Data listing:
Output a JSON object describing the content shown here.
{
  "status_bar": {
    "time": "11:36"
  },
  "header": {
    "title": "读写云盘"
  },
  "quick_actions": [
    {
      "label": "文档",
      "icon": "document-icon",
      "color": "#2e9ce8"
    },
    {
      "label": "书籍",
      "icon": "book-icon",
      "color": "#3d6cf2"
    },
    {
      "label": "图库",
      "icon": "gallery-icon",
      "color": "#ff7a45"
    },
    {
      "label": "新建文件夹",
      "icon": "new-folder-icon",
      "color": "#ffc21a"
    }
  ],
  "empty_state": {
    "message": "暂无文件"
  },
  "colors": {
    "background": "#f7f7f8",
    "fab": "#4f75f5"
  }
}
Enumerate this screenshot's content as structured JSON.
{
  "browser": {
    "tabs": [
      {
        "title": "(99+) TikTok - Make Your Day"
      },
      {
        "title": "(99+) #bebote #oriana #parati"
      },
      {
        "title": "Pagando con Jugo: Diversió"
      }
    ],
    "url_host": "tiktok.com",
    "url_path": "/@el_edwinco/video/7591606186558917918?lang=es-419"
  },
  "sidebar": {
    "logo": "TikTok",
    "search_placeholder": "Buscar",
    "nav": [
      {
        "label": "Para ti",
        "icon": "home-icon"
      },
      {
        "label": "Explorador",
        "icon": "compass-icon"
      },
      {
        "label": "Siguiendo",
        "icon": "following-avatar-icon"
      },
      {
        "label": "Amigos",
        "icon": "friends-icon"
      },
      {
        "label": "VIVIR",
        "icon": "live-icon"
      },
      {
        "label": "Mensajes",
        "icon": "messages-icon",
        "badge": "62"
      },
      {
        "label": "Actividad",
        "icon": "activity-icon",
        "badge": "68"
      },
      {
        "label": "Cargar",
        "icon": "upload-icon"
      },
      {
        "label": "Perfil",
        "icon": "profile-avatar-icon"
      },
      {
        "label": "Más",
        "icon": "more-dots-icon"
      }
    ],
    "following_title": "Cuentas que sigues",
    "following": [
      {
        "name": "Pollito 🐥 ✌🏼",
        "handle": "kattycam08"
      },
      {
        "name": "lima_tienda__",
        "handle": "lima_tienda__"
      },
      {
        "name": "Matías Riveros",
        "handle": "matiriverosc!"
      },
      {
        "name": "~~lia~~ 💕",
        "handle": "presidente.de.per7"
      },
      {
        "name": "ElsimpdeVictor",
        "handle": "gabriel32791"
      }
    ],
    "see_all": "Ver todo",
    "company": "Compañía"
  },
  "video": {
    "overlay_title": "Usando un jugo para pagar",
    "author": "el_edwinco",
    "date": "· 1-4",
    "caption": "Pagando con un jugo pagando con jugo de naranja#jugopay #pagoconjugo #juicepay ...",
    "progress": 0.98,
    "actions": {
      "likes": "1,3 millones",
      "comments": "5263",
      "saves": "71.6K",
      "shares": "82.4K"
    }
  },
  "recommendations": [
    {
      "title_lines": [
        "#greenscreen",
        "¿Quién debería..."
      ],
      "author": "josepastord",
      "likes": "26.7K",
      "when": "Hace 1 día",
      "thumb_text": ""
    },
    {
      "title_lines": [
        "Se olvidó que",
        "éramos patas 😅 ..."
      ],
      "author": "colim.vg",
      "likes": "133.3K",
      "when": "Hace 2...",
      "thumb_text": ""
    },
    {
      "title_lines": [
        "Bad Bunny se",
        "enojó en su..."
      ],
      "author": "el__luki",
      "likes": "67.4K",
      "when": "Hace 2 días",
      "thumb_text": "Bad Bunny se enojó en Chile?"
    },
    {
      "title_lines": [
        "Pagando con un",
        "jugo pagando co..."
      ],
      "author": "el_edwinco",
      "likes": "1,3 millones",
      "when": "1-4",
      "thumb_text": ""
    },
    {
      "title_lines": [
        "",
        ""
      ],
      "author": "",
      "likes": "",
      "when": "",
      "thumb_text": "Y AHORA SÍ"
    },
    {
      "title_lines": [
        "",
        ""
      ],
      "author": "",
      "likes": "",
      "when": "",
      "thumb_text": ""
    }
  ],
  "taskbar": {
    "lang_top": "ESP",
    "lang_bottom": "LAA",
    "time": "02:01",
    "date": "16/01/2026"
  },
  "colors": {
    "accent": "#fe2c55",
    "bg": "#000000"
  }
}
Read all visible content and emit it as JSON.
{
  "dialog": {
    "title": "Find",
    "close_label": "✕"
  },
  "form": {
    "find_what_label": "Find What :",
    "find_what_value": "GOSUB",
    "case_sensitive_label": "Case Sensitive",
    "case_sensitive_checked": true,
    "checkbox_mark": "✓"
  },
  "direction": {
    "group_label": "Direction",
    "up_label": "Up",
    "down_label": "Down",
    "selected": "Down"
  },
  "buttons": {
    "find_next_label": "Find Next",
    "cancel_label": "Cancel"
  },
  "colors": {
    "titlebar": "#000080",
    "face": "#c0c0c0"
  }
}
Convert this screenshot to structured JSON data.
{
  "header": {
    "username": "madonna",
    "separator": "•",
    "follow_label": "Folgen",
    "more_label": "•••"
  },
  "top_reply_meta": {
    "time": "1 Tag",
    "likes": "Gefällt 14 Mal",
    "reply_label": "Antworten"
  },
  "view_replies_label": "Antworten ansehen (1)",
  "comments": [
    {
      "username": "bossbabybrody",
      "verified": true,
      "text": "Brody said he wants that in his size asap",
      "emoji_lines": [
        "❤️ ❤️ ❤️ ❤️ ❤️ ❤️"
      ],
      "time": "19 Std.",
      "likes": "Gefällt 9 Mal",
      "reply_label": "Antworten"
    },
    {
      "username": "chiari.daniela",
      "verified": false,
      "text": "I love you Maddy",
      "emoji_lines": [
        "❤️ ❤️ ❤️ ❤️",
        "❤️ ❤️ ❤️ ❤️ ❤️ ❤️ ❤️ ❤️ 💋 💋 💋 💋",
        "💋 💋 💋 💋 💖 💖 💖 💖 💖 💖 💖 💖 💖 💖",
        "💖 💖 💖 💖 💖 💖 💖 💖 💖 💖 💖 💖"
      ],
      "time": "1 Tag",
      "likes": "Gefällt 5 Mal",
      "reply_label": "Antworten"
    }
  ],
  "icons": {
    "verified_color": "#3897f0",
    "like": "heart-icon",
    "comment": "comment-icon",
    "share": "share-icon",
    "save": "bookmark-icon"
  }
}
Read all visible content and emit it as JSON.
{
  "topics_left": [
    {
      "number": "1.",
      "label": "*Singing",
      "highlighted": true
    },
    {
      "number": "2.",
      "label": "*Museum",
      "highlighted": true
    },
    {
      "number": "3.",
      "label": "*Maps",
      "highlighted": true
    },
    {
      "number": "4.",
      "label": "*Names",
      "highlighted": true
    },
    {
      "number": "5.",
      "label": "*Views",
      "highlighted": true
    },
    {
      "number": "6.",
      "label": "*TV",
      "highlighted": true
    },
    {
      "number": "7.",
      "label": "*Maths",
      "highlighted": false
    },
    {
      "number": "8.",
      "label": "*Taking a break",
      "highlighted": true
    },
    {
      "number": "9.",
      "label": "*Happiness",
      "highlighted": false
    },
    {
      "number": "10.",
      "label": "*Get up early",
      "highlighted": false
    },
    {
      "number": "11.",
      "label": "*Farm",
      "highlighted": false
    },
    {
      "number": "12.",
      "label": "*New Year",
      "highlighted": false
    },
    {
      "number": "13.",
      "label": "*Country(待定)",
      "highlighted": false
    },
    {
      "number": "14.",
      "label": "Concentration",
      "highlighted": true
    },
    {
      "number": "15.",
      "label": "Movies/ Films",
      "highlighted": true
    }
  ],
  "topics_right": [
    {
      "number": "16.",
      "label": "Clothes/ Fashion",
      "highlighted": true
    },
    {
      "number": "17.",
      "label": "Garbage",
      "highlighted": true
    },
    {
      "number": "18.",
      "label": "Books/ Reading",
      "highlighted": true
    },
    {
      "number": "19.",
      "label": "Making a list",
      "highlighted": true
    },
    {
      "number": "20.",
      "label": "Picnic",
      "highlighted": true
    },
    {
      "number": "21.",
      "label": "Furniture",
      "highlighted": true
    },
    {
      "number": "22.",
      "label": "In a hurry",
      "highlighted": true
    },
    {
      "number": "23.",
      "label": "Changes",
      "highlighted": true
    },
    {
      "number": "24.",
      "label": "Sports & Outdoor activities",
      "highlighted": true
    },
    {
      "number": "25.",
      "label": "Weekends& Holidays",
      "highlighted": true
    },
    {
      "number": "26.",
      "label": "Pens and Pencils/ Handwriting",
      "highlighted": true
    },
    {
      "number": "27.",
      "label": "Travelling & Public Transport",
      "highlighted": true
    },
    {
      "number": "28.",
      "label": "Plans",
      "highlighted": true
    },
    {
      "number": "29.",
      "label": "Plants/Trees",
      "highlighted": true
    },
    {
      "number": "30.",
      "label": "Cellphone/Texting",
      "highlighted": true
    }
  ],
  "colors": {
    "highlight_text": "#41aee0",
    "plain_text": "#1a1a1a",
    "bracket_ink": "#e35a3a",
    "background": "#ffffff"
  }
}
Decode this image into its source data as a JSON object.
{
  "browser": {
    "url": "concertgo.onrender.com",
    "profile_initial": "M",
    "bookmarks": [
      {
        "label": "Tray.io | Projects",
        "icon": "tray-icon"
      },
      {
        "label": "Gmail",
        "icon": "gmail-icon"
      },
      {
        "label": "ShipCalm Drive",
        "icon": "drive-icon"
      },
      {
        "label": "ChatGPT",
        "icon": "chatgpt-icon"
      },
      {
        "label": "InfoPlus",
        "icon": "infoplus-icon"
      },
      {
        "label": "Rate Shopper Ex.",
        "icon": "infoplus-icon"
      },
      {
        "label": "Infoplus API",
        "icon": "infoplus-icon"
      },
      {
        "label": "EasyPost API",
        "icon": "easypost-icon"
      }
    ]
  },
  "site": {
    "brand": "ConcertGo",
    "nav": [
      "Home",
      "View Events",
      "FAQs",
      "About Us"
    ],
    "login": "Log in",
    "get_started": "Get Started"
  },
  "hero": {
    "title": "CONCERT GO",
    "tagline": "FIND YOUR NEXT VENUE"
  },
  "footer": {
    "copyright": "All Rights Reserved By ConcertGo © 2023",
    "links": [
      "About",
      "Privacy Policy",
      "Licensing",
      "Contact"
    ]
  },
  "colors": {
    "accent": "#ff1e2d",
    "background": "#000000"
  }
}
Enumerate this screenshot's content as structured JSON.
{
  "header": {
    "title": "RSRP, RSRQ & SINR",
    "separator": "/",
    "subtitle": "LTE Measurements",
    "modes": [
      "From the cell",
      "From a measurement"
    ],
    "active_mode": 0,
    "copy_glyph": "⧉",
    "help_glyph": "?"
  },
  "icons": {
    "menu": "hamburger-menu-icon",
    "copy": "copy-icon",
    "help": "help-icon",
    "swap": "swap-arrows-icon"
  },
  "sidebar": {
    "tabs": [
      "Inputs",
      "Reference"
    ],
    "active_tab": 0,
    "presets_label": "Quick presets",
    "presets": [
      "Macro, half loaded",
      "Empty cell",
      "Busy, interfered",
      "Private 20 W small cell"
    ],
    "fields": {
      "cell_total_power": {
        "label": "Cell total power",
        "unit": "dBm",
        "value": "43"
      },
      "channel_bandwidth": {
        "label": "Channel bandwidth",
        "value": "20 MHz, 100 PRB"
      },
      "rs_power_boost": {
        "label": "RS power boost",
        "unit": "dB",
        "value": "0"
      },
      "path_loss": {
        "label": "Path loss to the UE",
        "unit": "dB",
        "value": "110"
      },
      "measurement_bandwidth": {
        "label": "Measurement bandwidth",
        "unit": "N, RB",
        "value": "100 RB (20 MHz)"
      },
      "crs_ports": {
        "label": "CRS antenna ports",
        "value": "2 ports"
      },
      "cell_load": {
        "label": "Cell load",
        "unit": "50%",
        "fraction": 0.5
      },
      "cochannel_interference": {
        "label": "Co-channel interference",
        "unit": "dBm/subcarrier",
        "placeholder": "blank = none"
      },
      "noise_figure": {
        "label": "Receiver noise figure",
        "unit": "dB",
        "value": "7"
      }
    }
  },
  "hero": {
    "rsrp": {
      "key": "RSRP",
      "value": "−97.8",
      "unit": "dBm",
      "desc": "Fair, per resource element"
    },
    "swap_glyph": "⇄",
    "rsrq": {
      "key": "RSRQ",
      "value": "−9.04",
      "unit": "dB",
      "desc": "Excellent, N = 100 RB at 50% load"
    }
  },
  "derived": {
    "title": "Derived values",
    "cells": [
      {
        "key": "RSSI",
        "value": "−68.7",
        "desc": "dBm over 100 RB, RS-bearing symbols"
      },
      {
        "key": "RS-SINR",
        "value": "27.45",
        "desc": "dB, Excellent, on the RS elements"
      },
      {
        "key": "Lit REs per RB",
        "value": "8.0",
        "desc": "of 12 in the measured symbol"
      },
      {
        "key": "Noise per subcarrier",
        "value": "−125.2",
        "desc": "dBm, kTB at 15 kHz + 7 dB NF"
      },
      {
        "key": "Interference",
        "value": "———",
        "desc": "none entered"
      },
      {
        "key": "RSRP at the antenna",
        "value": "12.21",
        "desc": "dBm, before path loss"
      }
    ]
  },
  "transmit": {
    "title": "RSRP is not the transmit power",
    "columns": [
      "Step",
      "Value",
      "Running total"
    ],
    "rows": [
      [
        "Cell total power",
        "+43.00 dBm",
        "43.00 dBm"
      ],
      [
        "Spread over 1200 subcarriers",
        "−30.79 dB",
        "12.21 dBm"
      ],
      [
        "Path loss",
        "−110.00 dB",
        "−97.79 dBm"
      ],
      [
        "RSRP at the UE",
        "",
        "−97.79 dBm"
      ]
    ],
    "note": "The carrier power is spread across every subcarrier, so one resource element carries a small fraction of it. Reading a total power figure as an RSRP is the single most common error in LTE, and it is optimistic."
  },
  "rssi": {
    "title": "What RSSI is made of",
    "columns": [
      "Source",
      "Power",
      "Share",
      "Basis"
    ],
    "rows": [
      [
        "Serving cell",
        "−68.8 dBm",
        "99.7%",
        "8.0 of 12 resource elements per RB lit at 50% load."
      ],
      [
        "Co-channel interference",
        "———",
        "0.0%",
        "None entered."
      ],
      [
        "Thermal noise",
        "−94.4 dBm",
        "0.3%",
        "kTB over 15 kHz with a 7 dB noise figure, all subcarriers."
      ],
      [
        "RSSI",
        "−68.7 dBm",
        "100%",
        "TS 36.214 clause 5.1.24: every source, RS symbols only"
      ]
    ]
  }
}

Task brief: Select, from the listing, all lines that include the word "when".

Solution for this problem:
      "when": "Hace 1 día",
      "when": "Hace 2...",
      "when": "Hace 2 días",
      "when": "1-4",
      "when": "",
      "when": "",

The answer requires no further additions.